Rembrandt van Rijn, The Return of the Prodigal Son, c.1661-1688. 262cm x 205cm.Heritage Museum, Saint Petersburg


Inspired by the image of Rembrandt’s The Return of the Prodigal Son we will prayerfully reflect on the theme of desolation and consolation that cycle in the story. Although the parable is honest about the darkness of relationships, the warm and healing light of love which draws us upward illuminates our hearts with God’s gift of consolation based on the HOPE of unconditional acceptance.


However familiar the parable of the Prodigal Son may be, there are always new insights into the profound truth of God’s infinite, unconditional love and our potential to love as God loves with compassion.
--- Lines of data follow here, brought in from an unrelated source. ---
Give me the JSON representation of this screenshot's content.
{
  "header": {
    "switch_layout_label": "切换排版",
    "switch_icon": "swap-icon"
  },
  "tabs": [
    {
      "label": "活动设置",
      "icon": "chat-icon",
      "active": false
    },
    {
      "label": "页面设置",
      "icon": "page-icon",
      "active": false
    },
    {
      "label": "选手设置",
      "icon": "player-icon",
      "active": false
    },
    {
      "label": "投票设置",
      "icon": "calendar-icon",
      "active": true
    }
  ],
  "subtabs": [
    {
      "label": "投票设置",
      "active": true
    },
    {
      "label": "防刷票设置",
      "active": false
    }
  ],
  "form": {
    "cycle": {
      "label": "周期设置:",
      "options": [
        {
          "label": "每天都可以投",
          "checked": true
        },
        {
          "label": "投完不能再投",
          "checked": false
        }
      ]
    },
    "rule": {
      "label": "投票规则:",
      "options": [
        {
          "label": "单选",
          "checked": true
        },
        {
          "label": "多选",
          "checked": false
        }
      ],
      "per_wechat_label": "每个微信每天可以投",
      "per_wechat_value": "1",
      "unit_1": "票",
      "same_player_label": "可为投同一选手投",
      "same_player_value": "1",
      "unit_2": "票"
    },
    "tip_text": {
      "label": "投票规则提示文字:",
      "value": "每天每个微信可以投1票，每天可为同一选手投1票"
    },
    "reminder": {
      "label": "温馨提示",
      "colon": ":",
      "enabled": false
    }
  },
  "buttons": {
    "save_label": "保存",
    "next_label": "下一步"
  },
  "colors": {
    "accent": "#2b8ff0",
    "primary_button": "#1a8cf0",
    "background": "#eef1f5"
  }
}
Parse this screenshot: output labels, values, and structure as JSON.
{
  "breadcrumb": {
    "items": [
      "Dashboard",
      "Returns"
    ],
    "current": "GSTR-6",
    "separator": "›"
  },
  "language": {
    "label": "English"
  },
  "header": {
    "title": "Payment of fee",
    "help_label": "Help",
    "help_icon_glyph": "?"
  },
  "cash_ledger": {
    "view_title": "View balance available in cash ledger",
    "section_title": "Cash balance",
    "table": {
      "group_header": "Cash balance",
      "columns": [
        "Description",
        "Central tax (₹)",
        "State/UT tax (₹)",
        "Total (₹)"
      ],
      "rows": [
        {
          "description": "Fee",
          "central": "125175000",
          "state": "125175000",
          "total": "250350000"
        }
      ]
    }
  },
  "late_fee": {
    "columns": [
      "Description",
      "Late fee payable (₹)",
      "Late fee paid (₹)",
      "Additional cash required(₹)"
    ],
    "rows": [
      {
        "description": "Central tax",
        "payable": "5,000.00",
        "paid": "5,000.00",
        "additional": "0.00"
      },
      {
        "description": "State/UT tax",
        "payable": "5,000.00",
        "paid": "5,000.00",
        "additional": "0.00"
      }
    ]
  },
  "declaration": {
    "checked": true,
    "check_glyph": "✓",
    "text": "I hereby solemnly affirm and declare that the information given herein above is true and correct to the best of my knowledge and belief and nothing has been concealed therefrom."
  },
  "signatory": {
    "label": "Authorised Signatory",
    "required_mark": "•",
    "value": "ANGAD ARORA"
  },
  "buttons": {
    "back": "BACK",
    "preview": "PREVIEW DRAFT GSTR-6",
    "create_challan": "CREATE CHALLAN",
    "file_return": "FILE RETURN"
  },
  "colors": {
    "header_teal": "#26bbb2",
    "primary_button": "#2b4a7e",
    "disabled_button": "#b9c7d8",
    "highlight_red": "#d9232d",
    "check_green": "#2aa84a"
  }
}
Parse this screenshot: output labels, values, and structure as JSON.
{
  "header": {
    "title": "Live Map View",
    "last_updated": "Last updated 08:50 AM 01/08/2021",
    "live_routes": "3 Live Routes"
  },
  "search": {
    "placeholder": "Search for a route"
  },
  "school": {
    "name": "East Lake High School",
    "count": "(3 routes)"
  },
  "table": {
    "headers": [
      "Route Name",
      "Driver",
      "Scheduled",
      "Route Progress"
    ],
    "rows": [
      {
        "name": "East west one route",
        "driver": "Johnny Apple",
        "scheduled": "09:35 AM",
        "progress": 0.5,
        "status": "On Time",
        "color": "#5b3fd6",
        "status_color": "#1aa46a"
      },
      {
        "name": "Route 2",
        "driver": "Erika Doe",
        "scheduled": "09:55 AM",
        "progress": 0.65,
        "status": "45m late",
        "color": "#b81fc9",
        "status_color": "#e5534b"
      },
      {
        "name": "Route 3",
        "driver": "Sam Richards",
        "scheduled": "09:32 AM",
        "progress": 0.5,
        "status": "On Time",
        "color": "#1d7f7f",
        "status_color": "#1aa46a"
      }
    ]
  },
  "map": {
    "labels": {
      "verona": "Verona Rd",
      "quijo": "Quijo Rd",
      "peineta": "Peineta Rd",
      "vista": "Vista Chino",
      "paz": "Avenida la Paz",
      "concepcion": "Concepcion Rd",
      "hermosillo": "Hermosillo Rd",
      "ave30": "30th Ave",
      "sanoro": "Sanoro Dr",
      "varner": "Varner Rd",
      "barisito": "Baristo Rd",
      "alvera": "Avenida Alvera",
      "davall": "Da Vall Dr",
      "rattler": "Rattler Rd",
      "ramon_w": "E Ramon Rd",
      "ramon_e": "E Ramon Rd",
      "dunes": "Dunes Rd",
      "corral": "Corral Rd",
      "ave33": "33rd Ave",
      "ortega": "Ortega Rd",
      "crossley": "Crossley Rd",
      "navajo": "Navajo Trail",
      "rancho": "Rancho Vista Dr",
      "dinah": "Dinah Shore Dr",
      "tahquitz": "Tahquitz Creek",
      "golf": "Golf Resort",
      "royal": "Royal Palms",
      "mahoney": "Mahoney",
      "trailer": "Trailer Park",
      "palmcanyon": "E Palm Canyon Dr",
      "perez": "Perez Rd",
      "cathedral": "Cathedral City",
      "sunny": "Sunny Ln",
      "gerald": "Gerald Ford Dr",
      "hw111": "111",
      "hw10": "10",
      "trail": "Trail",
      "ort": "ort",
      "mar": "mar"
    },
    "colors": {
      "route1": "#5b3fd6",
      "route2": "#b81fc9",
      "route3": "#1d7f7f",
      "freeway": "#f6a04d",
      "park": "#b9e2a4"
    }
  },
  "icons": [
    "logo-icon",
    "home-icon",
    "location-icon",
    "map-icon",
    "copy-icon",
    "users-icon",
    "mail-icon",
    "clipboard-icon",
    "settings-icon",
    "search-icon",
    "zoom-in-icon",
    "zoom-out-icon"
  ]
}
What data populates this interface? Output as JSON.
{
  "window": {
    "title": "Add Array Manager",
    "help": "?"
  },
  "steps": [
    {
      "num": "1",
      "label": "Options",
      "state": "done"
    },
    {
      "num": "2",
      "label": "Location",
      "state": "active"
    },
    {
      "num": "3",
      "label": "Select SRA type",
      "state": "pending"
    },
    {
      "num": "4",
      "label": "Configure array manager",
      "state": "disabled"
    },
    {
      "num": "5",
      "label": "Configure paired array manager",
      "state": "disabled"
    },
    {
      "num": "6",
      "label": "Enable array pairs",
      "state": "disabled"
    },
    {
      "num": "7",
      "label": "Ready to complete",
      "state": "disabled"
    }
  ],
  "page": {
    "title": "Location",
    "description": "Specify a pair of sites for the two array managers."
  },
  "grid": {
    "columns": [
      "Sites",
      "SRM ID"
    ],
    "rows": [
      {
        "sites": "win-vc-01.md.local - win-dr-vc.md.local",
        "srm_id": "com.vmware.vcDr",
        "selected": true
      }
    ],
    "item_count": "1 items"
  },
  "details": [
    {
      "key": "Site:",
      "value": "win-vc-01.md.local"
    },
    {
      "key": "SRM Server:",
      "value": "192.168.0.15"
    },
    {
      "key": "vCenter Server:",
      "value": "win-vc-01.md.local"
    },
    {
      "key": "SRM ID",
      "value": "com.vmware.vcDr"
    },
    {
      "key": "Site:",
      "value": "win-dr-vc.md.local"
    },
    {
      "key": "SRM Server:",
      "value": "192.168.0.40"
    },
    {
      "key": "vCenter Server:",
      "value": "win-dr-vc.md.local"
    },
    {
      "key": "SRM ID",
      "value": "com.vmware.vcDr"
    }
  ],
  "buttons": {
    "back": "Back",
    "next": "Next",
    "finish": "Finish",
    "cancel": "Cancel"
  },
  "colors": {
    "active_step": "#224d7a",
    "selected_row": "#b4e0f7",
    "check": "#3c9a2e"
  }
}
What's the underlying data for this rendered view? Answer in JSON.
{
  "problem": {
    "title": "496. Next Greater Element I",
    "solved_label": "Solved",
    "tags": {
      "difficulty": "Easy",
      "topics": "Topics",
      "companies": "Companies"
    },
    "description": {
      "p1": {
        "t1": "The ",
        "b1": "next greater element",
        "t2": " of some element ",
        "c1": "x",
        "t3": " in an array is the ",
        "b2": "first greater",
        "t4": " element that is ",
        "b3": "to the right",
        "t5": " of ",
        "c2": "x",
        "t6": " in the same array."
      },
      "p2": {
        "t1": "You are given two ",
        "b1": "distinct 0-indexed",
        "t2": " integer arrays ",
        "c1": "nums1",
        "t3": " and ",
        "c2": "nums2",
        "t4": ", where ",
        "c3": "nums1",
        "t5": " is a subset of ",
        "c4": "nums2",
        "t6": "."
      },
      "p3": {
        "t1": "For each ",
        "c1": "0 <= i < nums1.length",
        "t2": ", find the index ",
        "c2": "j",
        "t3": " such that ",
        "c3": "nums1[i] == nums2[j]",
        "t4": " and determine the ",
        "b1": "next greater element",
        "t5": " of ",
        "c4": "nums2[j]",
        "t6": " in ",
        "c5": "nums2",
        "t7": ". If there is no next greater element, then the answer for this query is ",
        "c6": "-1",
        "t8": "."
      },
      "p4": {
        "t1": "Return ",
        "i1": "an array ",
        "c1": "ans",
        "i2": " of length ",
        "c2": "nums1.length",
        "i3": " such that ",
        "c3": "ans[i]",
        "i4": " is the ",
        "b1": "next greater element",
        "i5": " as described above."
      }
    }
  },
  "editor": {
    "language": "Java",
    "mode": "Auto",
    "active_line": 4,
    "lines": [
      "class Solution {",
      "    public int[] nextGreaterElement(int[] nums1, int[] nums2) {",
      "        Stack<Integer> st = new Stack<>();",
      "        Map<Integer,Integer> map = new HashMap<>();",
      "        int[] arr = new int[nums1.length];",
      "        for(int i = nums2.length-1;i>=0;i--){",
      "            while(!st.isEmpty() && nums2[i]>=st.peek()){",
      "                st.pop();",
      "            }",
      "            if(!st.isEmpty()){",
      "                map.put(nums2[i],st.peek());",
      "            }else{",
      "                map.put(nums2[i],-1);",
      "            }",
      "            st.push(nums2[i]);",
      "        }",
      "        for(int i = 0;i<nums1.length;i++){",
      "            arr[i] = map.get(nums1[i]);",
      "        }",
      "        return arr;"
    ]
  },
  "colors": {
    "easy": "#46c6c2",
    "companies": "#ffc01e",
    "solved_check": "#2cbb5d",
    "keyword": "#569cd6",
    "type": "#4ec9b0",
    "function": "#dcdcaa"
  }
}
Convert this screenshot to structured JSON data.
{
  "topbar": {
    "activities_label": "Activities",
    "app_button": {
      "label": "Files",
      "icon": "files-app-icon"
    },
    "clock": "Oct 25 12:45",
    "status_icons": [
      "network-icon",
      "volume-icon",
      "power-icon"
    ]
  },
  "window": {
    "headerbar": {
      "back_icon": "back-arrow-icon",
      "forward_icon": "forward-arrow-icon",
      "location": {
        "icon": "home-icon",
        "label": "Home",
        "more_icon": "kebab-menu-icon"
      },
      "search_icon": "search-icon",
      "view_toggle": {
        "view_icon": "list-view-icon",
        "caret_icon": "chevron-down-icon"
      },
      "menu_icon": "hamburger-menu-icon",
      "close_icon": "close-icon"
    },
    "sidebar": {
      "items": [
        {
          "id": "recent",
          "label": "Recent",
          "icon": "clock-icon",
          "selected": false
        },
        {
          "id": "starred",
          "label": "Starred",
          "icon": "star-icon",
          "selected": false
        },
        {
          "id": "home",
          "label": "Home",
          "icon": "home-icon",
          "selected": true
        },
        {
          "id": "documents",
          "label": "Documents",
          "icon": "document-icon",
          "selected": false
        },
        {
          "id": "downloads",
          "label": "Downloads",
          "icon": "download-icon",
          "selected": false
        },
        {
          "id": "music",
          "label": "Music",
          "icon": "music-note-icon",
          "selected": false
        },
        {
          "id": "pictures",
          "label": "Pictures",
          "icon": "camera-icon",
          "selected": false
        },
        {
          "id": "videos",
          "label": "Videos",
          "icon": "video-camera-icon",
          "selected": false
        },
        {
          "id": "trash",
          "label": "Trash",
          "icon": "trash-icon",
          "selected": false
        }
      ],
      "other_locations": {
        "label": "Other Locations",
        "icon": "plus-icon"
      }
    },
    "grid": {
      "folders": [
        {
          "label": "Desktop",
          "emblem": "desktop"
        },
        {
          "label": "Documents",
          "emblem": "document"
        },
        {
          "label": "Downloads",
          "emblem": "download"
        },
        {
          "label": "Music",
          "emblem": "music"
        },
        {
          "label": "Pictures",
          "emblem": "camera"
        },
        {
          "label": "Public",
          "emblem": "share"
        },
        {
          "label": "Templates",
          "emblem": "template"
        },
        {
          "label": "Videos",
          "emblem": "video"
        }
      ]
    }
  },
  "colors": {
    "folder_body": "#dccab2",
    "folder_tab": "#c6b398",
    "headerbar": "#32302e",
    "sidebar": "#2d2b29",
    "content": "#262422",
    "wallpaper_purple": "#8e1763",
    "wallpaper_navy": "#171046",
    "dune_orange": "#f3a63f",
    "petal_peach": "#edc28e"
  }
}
When love feels far from us, we experience the darkness of desolation but when we experience the love of God in prayer or through the love of another person, we cycle toward the light of HOPE and experience consolation beyond all imagining.
  • Read the parable of the Prodigal Son Luke 15:11 – 32.
  • Look closely and prayerfully at the play of darkness and light in the painting above. What is your first overall impression? What emotions come to mind? What surprises or inspires you?
  • The Prodigal Son
    Notice the son kneeling before his father. He is so desolate that he is even missing a shoe. When have you been like the prodigal, ungrateful to a parent or benefactor, squandering your time, talent or treasure as a non-faithful steward, falling into harmful patterns, habits or addictions, knowing remorse, regret? Tell God about these times, ask for forgiveness, ask for the grace to forgive yourself.
  • The Elder Son
    Prayerfully reflect on your identification with the elder son. When have you experienced the desolation of openly or secretly resenting the love, success, admiration, power, acclaim, prestige, advantage of another person? When have you felt cheated, neglected, less than? Recall times of bitterness, abuse. When was your sacrifice, generosity, goodness, contribution or work underrated, underappreciated or dismissed? Be honest with God about these experiences.
    Moving toward consolation, hear God whisper to you in prayer as suggested by this Sunday’s Gospel, “All of your work, love and sacrifice I have seen and appreciated. I treasure your effort. I will forever hold your goodness in my heart. Whatever you have done for the least of my brothers or sisters you have done it for me. Know and feel my gratitude which you will experience fully when we embrace in thanksgiving in my kingdom.”
  • The Father
    When like the father have you experienced rejection by a child or another person? To be left alone, rejected or abandoned through broken relationships, circumstances or death is a deep grief of desolation. Whom do you miss? Share this experience with the Lord.
    Moving toward consolation, affirm the truth that God desires to comfort, heal and embrace us in our grief. God not only weeps with us but empowers us with the grace of endurance.
    The father offers his desolate younger son and his resentful older son acceptance. When have you forgiven, extended mercy, compassion, benevolence whether or not it was deserved? What have you sacrificed because you loved? Tell the Lord about these times and rejoice that you are blessed to be an instrument of consolation in someone’s desolation. Refer to Prayer Practice A above for a deeper reflection on your love.
    The father takes action. He runs to meet his lost son. He plans a feast and gives direction for the care of his sons. He makes the time to explain himself to the older son. What action are you being called to take as a person who will bring consolation to another? Asked the Lord for direction. Take action.